    Evaluations were made as to the practicality of the repair method and long-term durability of the urethane foam. One building approximately 21 years old, six buildings 5 to 9 years old, and two buildings 1 to 2 years old were monitored to see if the foam material injected into the cavity could have a long-term effect on dimensional stability.

    The increased structural capacity of similar cavity wall systems when filled with foam to form a composite structure was substantial. The increase in bond and the bonding of each veneer unit to the substrate was also a benefit of this repair method.

    This repair method offers a relatively inexpensive method of remedial repair of cavity wall systems, and can have wider applications particularly in areas prone to earthquake.


    bond, corrosion, deflection, delamination, masonry veneer, polyurethane, urethane foam, water penetration, remedial repair, wall cavity, leaf

    Author Information:

    Kenney, RJ
    President and Architect, R. J. Kenney Associates, Inc., Plainville, MA

    Piper, RS
    President and Architect, R. J. Kenney Associates, Inc., Plainville, MA

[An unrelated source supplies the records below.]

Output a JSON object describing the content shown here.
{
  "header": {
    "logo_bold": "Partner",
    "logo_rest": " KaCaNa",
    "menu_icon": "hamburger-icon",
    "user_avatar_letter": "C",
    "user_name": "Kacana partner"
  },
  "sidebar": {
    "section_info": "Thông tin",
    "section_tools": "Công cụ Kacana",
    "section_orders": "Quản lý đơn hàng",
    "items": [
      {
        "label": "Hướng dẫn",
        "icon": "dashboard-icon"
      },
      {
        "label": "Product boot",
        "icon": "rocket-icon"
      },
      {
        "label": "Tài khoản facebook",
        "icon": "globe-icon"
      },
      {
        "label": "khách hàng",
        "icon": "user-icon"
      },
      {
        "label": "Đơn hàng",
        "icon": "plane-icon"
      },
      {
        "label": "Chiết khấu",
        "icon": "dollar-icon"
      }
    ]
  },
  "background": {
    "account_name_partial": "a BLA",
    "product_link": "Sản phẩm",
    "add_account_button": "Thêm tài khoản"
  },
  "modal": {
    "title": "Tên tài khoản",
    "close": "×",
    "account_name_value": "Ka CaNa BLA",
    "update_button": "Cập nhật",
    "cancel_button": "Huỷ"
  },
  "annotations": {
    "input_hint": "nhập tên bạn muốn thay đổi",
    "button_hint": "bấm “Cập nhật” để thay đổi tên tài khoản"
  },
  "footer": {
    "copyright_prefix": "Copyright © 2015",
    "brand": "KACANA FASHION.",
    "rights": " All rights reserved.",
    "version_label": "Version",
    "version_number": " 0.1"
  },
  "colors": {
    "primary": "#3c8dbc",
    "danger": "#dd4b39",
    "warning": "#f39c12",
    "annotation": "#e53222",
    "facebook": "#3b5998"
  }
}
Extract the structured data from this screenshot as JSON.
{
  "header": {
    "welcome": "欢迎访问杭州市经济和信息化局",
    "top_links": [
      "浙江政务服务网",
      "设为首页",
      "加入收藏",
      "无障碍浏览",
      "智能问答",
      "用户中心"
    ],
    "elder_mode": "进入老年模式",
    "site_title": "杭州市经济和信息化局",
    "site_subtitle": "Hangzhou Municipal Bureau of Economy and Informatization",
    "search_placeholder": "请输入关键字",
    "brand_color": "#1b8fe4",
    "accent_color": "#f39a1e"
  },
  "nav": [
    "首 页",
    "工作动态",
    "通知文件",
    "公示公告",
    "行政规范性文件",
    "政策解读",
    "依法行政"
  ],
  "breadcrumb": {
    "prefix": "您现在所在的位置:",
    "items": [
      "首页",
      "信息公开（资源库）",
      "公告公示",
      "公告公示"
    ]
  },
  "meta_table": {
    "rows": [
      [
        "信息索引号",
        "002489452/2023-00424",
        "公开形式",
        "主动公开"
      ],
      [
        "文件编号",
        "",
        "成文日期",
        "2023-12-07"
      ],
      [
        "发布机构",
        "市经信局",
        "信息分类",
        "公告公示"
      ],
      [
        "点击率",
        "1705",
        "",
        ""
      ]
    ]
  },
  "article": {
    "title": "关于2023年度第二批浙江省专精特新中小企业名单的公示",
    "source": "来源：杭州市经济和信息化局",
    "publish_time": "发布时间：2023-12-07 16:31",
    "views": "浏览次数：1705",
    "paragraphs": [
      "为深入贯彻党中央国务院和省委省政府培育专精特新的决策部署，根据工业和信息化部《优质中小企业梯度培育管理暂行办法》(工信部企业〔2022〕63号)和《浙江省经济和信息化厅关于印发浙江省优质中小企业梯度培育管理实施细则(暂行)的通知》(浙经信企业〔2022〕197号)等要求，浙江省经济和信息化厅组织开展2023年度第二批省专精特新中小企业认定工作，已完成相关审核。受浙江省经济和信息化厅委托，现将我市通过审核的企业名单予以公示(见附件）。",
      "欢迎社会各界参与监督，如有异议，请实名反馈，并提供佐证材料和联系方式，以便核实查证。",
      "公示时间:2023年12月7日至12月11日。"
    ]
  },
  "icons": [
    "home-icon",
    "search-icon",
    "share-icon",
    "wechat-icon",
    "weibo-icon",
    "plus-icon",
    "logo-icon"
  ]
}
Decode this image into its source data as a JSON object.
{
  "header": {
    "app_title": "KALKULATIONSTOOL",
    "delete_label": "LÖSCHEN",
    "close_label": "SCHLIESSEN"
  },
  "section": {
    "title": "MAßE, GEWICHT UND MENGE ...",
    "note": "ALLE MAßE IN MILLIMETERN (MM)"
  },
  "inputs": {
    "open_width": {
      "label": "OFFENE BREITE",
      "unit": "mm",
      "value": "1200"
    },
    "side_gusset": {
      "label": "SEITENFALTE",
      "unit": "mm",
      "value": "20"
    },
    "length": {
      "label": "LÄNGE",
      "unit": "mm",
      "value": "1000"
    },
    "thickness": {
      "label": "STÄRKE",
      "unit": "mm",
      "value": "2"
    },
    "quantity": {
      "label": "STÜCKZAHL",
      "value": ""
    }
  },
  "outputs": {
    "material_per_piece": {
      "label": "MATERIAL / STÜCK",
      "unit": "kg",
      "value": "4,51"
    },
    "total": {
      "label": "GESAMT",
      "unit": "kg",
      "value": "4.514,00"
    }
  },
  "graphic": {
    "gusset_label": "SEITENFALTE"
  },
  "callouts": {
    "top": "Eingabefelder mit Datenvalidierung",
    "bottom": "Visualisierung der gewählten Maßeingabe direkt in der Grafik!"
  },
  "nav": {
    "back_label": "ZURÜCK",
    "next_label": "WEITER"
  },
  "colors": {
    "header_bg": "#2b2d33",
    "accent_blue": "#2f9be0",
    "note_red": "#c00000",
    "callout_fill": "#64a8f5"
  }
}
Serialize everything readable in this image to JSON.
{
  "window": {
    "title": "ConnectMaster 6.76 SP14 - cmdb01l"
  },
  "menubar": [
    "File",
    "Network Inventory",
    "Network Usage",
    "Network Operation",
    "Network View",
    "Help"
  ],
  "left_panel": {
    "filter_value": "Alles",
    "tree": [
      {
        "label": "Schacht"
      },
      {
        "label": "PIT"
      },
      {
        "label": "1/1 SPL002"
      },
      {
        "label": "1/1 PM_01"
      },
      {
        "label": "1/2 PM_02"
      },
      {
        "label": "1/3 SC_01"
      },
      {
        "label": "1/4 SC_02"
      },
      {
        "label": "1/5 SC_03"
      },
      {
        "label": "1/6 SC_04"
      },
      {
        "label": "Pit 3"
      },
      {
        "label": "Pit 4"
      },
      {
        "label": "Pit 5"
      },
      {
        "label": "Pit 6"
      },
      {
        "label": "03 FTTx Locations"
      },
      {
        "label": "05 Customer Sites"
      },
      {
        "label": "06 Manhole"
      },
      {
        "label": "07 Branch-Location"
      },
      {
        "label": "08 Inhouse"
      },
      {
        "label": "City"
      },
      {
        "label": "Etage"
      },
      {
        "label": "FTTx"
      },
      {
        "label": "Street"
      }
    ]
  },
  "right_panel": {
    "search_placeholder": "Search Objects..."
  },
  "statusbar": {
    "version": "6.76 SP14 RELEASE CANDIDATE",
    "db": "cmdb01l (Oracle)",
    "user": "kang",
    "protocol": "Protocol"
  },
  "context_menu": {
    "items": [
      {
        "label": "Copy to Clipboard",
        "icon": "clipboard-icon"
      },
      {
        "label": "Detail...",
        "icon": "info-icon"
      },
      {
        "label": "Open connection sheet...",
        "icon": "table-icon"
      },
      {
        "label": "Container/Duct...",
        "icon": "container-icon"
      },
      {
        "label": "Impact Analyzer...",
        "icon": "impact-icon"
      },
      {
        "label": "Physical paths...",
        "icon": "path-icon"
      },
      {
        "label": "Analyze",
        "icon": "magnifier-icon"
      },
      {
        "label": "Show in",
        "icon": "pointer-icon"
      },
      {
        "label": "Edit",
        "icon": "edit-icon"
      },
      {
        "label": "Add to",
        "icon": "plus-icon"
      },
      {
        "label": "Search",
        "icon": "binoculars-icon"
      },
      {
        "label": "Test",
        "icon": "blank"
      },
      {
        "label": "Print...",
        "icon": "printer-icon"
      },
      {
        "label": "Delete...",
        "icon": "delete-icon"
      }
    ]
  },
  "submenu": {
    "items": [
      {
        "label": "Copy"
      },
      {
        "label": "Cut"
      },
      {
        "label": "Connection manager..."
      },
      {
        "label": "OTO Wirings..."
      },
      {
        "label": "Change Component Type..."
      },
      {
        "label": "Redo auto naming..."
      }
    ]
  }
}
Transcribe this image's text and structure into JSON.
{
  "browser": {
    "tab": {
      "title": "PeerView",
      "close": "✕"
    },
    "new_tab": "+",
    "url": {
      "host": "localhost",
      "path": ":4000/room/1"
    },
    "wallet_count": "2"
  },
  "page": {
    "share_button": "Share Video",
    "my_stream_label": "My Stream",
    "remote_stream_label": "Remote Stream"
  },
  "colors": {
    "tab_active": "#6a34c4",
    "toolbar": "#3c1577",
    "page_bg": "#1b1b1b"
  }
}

    Committee/Subcommittee: C15.02

    DOI: 10.1520/STP19629S